It's the oldest game in the sales world. A rep's tired of their current environment from a sales perspective, and is wondering what the possibilities are for them to find not only another job - but to think about changing industries and their actual sales identity.
That's dangerous, right? After all, when you've built a sales career in a specific industry, you know how to sell - but - you're always going to get your highest valuation and comp by staying true to the vertical that you have a proven track record in.
Still, some sales pros want to consider the big change. When I hear that and I'm asked for counsel, I always focus on the fact that any big change in a sales career still has to match up with who the sales pro is. In my view, it's a 3-D target, with the following considerations:
--Commodity vs Solution Selling? What's the rep sell now? Are they a solution seller or are they selling a commoditized product? The most frequent error is trying to change industries and accepting sales positions that don't match your experience as a solution seller or a commodity sales pro. There's a reason you've been successful in either, and it's dangerous to change that.
--What's your sweet spot from a expertise perspective? How far can you stretch that expertise definition? You can sell medical devices and transfer that knowledge a hundred ways in the broader medical sense, but to change industries outside of medical - that's risky. Better to stay in your "BIG" vertical and switch the niche that you serve within that ocean. Trust me, the ramp up is still significant, but you'll still be viewed as more credible than you would be if you went outside of the broader medical industry.
--Are you better suited for a big or small company related to bureaucracy? Probably the biggest reason people run is because they were bootstrappers and then the company grew, then came the controls and process. And the low rules rep can't stand it, so they start thinking about a change. Don't simply chase money in a new job, make sure you match the sales culture with who you are as well. It works the other way as well - Cisco reps aren't a great fit for the startup - they're used to to much process, too many resources, too much base salary, etc.

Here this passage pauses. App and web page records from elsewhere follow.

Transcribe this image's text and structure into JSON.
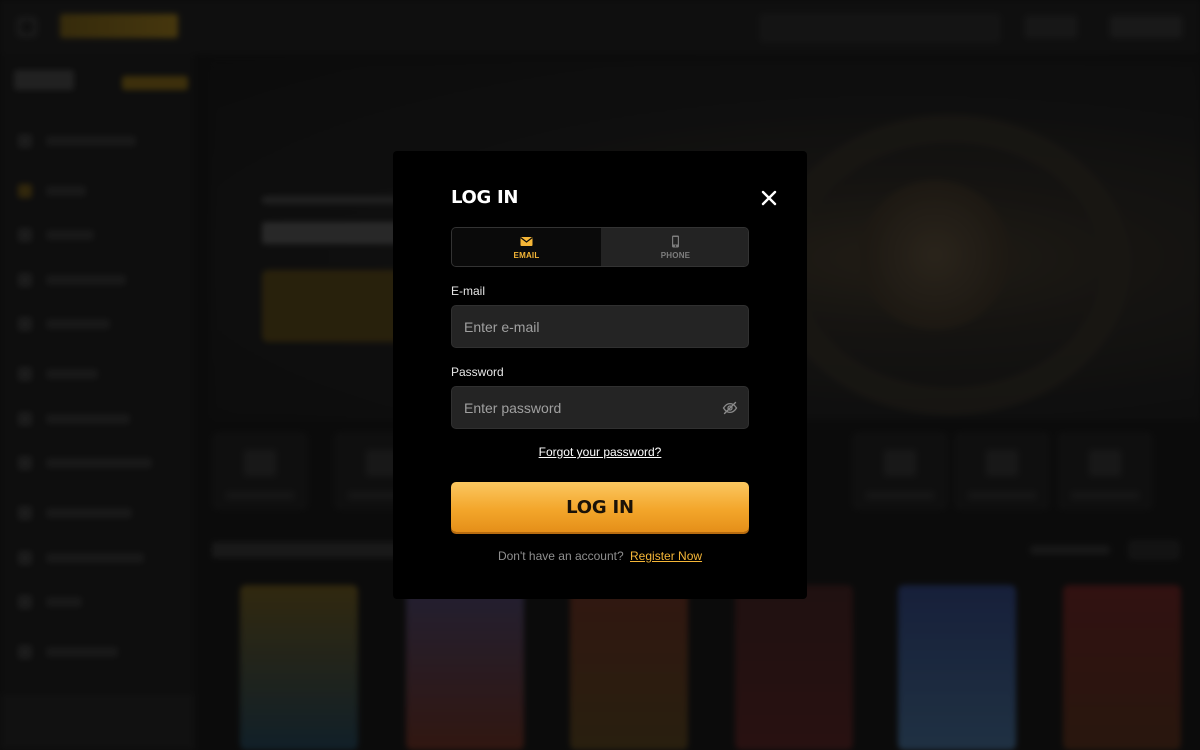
{
  "modal": {
    "title": "LOG IN",
    "close_icon": "close-icon",
    "tabs": [
      {
        "label": "EMAIL",
        "icon": "envelope-icon",
        "active": true
      },
      {
        "label": "PHONE",
        "icon": "phone-icon",
        "active": false
      }
    ],
    "email": {
      "label": "E-mail",
      "placeholder": "Enter e-mail",
      "value": ""
    },
    "password": {
      "label": "Password",
      "placeholder": "Enter password",
      "value": "",
      "toggle_icon": "eye-off-icon"
    },
    "forgot_link": "Forgot your password?",
    "submit_label": "LOG IN",
    "register_prompt": "Don't have an account?",
    "register_link": "Register Now"
  },
  "colors": {
    "accent": "#f5b637",
    "button_top": "#fbc760",
    "button_bottom": "#e58f19",
    "modal_bg": "#000000",
    "field_bg": "#242424"
  }
}
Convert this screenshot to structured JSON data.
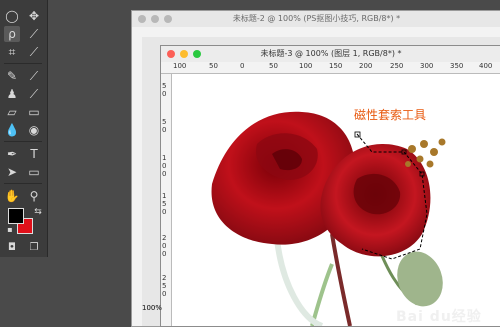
{
  "window_back": {
    "title": "未标题-2 @ 100% (PS抠图小技巧, RGB/8*) *"
  },
  "window_front": {
    "title": "未标题-3 @ 100% (图层 1, RGB/8*) *"
  },
  "ruler_top": [
    "100",
    "50",
    "0",
    "50",
    "100",
    "150",
    "200",
    "250",
    "300",
    "350",
    "400"
  ],
  "ruler_left": [
    "5",
    "0",
    "5",
    "0",
    "1",
    "0",
    "0",
    "1",
    "5",
    "0",
    "2",
    "0",
    "0",
    "2",
    "5",
    "0"
  ],
  "zoom_front": "100%",
  "zoom_back": "100%",
  "annotation": "磁性套索工具",
  "watermark": "Bai du经验",
  "colors": {
    "foreground": "#000000",
    "background": "#e0101a",
    "annotation": "#e85a10"
  }
}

It's OK for a sales pro to think about a big change outside their current vertical. Matching these 3 considerations with the individual profile is key to determining if a change will do you good - or if you'll be looking for your next job in 6 months.